Yesterday afternoon, around 3:30 Gilford was at the counter in Town Hall, filing an open records request for town hall feed surveillance tape when Assistant Town Manager Al Johnson confronted Gilford. Apparently feeling threatened, Gilford set his camera on the counter but didn’t hit record, when suddenly Johnson snatched it from across the counter. When Gilford called for police assistance, he ended up being arrested instead of Johnson.
But that’s not what seems familiar. Oh, here it is: Continue reading
The First Amendment issue here is, as the parties frameContinue reading
it, fairly narrow: is there a constitutionally protected right to videotape police carrying out their duties in public? Basic First Amendment principles, along with case law from this and other circuits, answer that question unambiguously in the affirmative.
Congress shall make no law respecting an establishment of religion, or prohibiting the free exercise thereof; or abridging the freedom of speech, or of the press; or the right of the people peaceably to assemble, and to petition the Government for a redress of grievances.
It is firmly established that the First Amendment’s aegis extends further than the text’s proscription on laws

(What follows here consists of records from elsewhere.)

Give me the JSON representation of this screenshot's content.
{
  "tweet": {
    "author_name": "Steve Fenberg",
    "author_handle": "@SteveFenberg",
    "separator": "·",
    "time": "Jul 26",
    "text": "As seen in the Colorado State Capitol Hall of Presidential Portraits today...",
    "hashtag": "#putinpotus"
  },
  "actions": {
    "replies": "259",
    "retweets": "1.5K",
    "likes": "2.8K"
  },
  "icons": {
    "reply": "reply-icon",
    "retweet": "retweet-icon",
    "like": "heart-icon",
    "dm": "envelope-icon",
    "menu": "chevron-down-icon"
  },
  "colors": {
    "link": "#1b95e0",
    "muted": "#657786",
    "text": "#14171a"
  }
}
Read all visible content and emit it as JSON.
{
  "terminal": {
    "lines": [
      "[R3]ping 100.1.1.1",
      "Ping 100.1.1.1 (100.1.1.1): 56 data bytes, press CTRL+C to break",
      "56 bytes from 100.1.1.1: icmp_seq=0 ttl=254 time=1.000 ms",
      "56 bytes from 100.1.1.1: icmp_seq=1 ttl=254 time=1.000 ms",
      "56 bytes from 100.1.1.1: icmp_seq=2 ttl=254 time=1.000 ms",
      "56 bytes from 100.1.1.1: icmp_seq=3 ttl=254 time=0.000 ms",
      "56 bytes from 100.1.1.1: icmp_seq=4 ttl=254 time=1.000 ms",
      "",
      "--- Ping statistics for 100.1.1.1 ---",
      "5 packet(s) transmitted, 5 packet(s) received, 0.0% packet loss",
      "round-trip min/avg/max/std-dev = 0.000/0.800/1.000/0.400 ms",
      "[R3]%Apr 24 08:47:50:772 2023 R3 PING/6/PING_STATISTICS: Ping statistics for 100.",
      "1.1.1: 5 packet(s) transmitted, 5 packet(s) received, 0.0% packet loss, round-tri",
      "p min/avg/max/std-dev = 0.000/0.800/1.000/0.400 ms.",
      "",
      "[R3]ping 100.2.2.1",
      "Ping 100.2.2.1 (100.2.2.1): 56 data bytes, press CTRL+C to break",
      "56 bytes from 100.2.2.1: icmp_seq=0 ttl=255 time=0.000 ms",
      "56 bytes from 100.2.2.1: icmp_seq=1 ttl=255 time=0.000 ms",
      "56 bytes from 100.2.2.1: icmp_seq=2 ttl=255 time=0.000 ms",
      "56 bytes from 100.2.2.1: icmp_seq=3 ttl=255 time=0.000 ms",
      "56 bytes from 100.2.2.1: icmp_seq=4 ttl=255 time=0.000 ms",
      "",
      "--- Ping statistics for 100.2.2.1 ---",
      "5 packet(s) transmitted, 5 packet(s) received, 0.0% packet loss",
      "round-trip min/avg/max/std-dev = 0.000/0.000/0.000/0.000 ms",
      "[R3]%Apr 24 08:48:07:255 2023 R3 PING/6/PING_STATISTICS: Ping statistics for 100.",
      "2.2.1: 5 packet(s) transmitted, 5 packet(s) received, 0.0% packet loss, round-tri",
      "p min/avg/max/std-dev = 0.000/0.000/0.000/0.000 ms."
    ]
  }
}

The actual resolution is a model of such things: simple and easy to read, yet complete enough to cover the territory, and leaving no doubts as to the board’s position. Congratulations to LCBOE on that resolution!
Playlist, called meeting, Lowndes County Board of Education (LCBOE),
Valdosta, Lowndes County, Georgia, 30 August 2011.
Videos by Gretchen Quarterman and John S. Quarterman
for LAKE, the Lowndes Area Knowledge Exchange.
Let me also take a moment to thank some LCBOE staff. Continue reading